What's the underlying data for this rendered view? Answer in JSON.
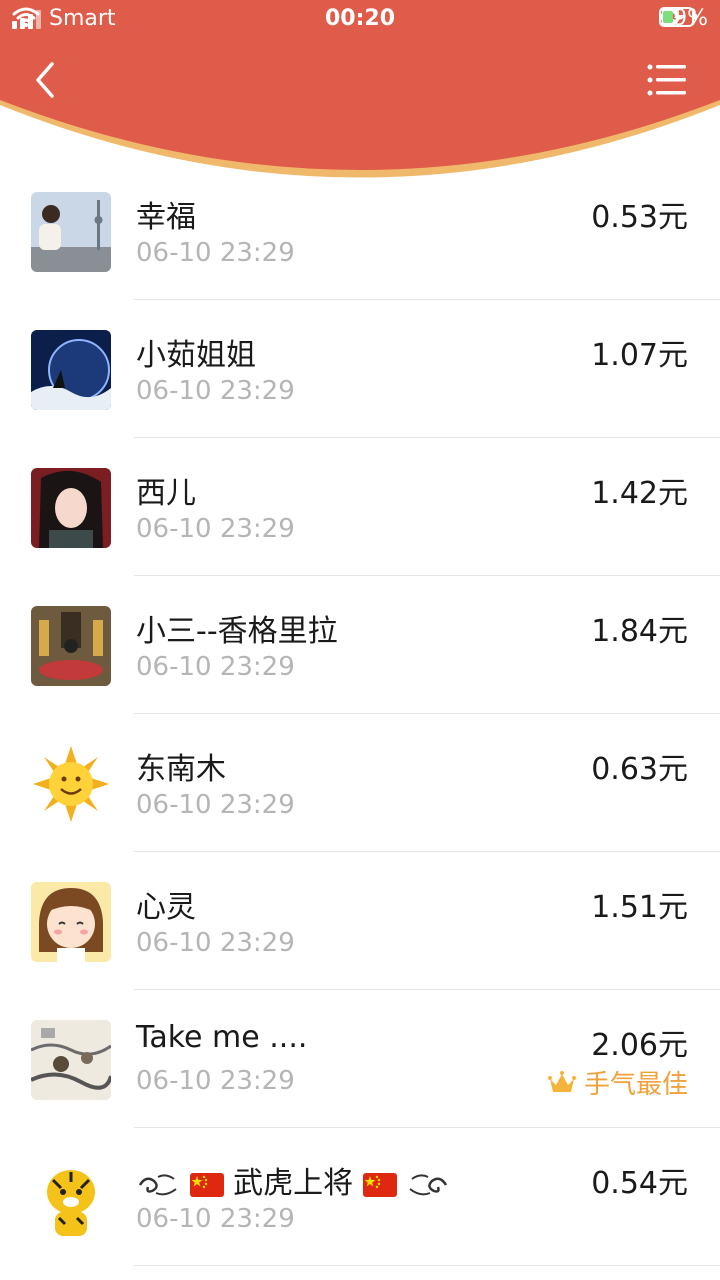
{
  "status_bar": {
    "carrier": "Smart",
    "time": "00:20",
    "battery": "29%"
  },
  "colors": {
    "header_red": "#e05c4a",
    "accent_gold": "#efa23c",
    "divider": "#e6e6e6"
  },
  "icons": {
    "back": "chevron-left-icon",
    "menu": "list-menu-icon",
    "best": "crown-icon"
  },
  "list": {
    "items": [
      {
        "name": "幸福",
        "time": "06-10 23:29",
        "amount": "0.53元"
      },
      {
        "name": "小茹姐姐",
        "time": "06-10 23:29",
        "amount": "1.07元"
      },
      {
        "name": "西儿",
        "time": "06-10 23:29",
        "amount": "1.42元"
      },
      {
        "name": "小三--香格里拉",
        "time": "06-10 23:29",
        "amount": "1.84元"
      },
      {
        "name": "东南木",
        "time": "06-10 23:29",
        "amount": "0.63元"
      },
      {
        "name": "心灵",
        "time": "06-10 23:29",
        "amount": "1.51元"
      },
      {
        "name": "Take me ....",
        "time": "06-10 23:29",
        "amount": "2.06元",
        "badge": "手气最佳"
      },
      {
        "name": "武虎上将",
        "time": "06-10 23:29",
        "amount": "0.54元"
      }
    ]
  }
}
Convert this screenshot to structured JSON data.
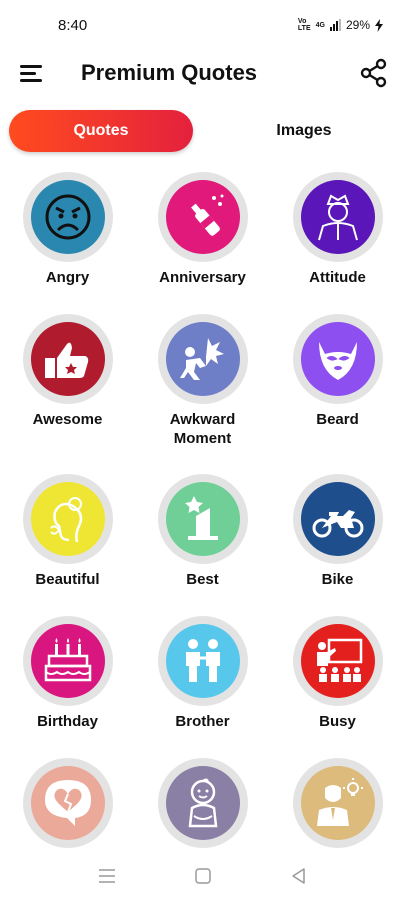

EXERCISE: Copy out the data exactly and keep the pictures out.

ANSWER BELOW:
What's the underlying data for this rendered view? Answer in JSON.
{
  "status_bar": {
    "carrier": "Smart",
    "time": "00:20",
    "battery": "29%"
  },
  "colors": {
    "header_red": "#e05c4a",
    "accent_gold": "#efa23c",
    "divider": "#e6e6e6"
  },
  "icons": {
    "back": "chevron-left-icon",
    "menu": "list-menu-icon",
    "best": "crown-icon"
  },
  "list": {
    "items": [
      {
        "name": "幸福",
        "time": "06-10 23:29",
        "amount": "0.53元"
      },
      {
        "name": "小茹姐姐",
        "time": "06-10 23:29",
        "amount": "1.07元"
      },
      {
        "name": "西儿",
        "time": "06-10 23:29",
        "amount": "1.42元"
      },
      {
        "name": "小三--香格里拉",
        "time": "06-10 23:29",
        "amount": "1.84元"
      },
      {
        "name": "东南木",
        "time": "06-10 23:29",
        "amount": "0.63元"
      },
      {
        "name": "心灵",
        "time": "06-10 23:29",
        "amount": "1.51元"
      },
      {
        "name": "Take me ....",
        "time": "06-10 23:29",
        "amount": "2.06元",
        "badge": "手气最佳"
      },
      {
        "name": "武虎上将",
        "time": "06-10 23:29",
        "amount": "0.54元"
      }
    ]
  }
}
Convert this screenshot to structured JSON data.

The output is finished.